* What you have to do: Return all lines in the data where the string "JSON" can be found.

* Data about app and page elements:
_ _ _ _ _
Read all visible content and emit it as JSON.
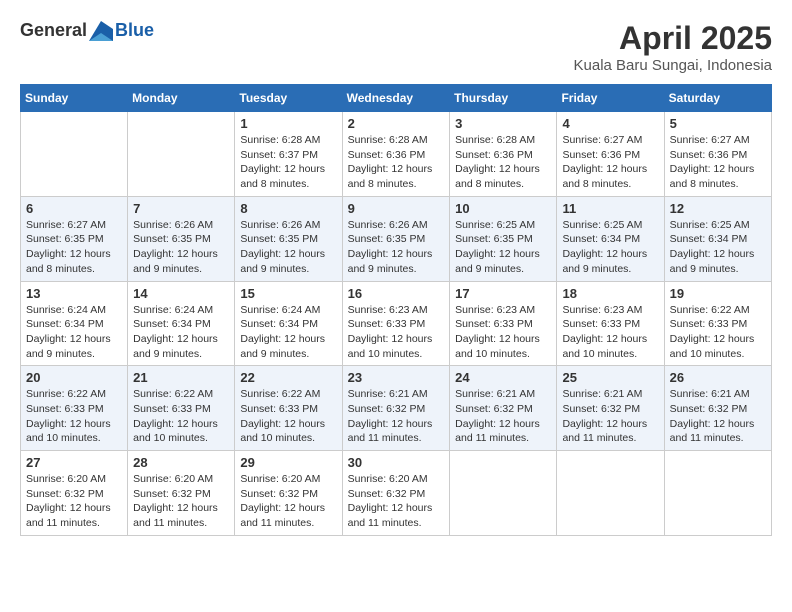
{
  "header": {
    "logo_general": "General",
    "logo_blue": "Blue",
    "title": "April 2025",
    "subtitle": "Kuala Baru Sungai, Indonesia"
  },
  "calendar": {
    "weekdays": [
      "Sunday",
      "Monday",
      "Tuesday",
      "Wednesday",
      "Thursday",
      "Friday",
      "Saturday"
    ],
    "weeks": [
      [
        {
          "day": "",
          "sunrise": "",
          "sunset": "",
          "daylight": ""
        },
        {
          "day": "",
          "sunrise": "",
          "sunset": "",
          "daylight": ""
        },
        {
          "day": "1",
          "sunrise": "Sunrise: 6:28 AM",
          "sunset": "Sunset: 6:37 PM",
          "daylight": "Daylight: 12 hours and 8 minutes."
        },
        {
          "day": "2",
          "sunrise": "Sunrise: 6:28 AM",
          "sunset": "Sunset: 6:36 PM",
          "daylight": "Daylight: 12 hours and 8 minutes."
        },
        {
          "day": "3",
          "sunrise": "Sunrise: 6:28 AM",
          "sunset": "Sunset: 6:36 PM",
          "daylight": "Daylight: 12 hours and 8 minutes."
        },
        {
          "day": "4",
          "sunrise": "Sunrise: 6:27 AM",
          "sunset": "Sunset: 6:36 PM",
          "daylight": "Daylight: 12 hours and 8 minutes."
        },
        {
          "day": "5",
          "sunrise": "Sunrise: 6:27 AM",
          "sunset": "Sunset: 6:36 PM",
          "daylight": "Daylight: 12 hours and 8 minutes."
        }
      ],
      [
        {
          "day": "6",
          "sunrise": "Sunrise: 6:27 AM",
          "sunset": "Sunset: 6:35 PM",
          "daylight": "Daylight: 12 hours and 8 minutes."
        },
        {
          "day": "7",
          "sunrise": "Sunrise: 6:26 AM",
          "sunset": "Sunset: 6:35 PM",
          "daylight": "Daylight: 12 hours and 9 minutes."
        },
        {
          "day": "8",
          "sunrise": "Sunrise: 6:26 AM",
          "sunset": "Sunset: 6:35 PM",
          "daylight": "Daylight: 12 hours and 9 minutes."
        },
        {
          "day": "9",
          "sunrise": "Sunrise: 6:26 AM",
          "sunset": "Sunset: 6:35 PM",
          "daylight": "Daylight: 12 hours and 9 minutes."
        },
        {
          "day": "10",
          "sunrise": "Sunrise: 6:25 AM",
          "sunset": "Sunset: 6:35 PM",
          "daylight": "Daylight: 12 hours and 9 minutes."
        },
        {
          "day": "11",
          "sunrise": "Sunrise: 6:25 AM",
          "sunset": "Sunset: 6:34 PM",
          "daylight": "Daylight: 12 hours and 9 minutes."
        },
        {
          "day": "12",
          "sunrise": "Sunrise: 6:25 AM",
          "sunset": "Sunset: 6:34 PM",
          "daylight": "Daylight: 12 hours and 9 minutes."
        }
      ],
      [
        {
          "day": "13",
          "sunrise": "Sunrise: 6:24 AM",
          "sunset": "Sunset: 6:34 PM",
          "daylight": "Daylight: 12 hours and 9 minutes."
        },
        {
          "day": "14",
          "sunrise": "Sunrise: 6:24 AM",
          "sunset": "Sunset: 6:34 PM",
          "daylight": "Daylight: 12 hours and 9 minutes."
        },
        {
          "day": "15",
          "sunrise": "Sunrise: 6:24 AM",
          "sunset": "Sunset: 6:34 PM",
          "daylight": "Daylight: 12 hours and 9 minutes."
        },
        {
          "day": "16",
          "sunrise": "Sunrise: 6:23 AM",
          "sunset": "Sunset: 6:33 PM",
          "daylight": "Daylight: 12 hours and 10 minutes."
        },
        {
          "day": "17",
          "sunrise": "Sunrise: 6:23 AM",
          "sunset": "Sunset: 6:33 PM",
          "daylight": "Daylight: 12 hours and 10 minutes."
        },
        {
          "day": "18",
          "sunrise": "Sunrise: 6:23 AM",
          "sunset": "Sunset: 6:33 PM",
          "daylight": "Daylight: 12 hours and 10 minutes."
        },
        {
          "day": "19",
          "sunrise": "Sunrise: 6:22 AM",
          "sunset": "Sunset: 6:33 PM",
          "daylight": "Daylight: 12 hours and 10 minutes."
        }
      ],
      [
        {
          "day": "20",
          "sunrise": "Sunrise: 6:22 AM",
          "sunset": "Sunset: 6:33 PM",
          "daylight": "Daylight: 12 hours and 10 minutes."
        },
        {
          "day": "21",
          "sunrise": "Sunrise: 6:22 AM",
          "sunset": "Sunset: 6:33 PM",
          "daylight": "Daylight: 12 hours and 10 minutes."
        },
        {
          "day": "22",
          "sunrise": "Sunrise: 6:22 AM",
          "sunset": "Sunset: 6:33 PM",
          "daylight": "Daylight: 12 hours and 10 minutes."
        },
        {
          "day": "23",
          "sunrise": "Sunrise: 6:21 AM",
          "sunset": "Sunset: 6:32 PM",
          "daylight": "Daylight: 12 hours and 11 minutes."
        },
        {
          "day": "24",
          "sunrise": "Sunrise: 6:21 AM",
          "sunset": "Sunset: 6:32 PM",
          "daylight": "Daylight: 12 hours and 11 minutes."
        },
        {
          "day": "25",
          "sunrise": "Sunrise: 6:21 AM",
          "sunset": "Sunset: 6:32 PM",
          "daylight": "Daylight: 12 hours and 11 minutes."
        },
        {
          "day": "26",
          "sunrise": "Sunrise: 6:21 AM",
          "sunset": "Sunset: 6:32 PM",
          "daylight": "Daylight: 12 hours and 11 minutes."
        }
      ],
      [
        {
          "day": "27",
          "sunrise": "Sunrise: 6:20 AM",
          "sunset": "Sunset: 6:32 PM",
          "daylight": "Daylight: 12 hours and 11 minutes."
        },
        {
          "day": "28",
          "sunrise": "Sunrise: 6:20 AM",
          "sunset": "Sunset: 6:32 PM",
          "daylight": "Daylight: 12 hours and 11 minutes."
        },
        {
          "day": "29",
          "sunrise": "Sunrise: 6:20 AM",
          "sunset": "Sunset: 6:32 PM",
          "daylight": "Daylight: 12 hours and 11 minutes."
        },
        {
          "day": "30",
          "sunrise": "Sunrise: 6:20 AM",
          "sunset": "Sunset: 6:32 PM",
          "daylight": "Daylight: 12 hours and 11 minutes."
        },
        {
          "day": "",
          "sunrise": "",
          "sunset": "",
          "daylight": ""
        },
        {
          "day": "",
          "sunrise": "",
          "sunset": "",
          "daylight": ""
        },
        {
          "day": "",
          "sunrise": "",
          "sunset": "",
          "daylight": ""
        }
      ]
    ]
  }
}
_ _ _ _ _
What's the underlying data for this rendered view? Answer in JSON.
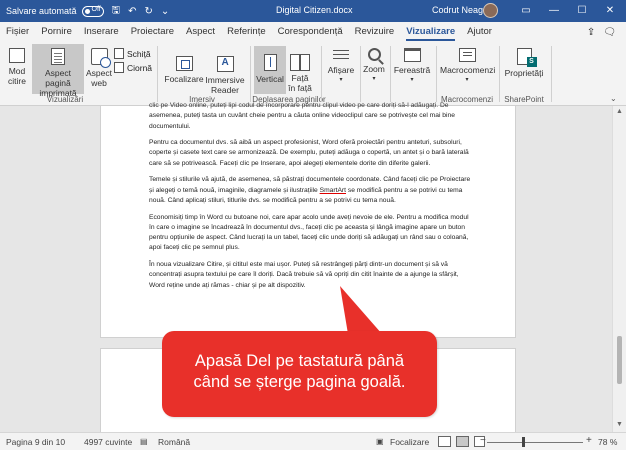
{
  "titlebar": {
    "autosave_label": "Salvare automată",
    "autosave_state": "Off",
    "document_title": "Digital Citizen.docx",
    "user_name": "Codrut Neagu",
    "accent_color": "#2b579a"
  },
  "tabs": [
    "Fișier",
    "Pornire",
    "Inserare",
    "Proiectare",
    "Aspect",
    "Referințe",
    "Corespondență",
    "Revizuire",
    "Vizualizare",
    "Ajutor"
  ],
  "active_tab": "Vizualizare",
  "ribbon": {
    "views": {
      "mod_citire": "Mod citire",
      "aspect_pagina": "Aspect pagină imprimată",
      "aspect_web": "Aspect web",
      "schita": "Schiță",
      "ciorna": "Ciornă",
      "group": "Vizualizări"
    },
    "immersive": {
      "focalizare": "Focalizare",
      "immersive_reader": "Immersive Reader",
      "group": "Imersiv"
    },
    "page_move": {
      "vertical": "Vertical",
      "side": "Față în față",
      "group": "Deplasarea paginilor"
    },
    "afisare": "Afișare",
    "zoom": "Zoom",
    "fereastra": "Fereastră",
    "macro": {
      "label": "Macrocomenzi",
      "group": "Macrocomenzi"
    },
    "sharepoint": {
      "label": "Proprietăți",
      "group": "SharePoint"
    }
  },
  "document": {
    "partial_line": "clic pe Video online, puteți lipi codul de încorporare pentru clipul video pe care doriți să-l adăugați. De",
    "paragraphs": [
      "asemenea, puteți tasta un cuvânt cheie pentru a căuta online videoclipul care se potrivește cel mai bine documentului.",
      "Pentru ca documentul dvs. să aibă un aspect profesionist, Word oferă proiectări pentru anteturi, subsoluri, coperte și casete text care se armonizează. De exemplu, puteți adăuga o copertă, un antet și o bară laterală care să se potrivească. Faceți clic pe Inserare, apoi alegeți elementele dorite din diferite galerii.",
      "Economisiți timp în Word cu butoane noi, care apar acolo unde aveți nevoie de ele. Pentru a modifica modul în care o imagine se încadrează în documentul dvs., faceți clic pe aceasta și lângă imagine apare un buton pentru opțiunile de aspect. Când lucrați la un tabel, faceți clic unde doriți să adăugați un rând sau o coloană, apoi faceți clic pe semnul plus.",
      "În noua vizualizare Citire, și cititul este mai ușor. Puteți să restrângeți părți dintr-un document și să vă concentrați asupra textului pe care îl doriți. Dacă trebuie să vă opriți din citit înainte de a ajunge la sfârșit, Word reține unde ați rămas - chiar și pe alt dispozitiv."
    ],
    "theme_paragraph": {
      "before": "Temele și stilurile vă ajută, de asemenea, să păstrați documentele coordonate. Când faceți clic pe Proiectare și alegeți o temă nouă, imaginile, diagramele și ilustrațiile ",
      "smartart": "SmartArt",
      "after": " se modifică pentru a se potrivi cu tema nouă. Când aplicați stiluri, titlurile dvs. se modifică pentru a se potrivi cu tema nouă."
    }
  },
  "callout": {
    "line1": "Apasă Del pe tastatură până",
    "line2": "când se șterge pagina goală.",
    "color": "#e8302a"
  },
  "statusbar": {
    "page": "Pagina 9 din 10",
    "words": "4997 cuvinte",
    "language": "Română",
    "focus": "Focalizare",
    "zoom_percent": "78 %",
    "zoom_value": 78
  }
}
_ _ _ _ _
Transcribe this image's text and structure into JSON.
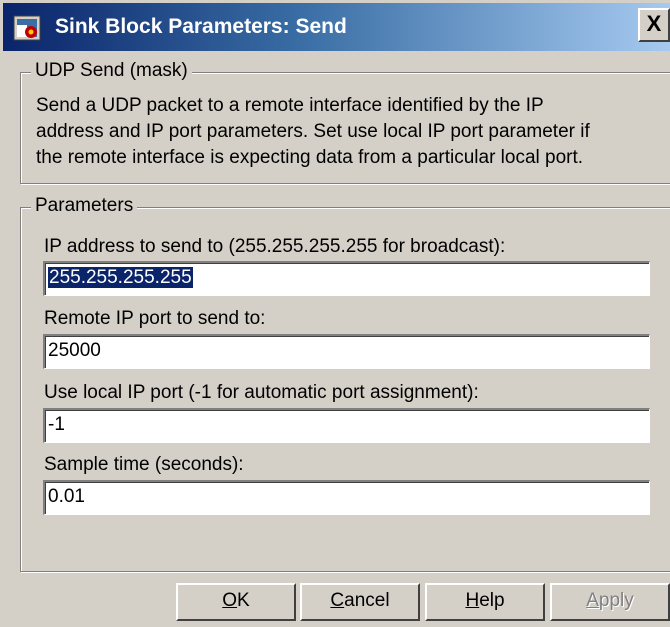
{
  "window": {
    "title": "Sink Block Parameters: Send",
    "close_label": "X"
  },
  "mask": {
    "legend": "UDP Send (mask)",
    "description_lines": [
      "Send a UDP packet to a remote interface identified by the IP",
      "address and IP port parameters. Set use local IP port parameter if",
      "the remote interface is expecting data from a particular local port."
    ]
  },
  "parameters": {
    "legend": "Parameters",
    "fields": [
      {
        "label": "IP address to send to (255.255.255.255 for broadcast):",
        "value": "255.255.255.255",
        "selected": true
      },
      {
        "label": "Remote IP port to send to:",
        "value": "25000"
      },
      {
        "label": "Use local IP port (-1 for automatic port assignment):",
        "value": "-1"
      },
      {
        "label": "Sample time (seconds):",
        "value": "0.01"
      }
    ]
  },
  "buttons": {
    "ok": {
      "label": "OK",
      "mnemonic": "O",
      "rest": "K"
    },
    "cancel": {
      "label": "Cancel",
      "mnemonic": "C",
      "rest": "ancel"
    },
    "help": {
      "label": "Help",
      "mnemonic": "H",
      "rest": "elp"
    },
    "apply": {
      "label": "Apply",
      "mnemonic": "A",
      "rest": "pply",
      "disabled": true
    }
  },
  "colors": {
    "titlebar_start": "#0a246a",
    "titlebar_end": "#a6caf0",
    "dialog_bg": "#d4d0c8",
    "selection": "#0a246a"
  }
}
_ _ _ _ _
* Task result:
Read all visible content and emit it as JSON.
What's the underlying data for this rendered view? Answer in JSON.
Transcribe this image's text and structure into JSON.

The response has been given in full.